#### Excerpted records

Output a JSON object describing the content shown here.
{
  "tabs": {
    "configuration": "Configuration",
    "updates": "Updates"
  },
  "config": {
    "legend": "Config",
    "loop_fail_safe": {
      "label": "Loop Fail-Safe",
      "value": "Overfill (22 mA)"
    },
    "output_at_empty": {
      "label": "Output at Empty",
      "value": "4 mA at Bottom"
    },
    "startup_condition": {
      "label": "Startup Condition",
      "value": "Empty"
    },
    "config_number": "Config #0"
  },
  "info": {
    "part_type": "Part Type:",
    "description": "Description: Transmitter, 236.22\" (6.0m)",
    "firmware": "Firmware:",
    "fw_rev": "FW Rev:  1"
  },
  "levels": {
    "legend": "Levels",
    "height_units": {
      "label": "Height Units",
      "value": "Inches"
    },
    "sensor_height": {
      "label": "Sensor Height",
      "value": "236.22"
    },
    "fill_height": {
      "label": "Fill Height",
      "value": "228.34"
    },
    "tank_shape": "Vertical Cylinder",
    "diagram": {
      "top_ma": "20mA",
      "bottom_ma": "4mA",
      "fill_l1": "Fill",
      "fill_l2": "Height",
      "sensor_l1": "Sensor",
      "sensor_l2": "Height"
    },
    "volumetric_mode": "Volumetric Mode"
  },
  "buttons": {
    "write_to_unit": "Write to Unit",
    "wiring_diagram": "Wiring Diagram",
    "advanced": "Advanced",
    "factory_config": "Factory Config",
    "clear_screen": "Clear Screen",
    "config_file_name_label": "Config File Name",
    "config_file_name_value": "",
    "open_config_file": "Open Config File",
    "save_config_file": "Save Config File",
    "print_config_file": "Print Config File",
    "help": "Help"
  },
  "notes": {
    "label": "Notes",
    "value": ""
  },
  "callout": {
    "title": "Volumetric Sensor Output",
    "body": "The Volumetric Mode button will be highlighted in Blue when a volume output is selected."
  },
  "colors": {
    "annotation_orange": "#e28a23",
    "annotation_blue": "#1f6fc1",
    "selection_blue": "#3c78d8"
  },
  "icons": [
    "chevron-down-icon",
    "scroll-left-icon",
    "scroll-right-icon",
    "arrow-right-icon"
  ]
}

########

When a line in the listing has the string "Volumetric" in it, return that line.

* Answer for this exercise:
    "volumetric_mode": "Volumetric Mode"
    "title": "Volumetric Sensor Output",
    "body": "The Volumetric Mode button will be highlighted in Blue when a volume output is selected."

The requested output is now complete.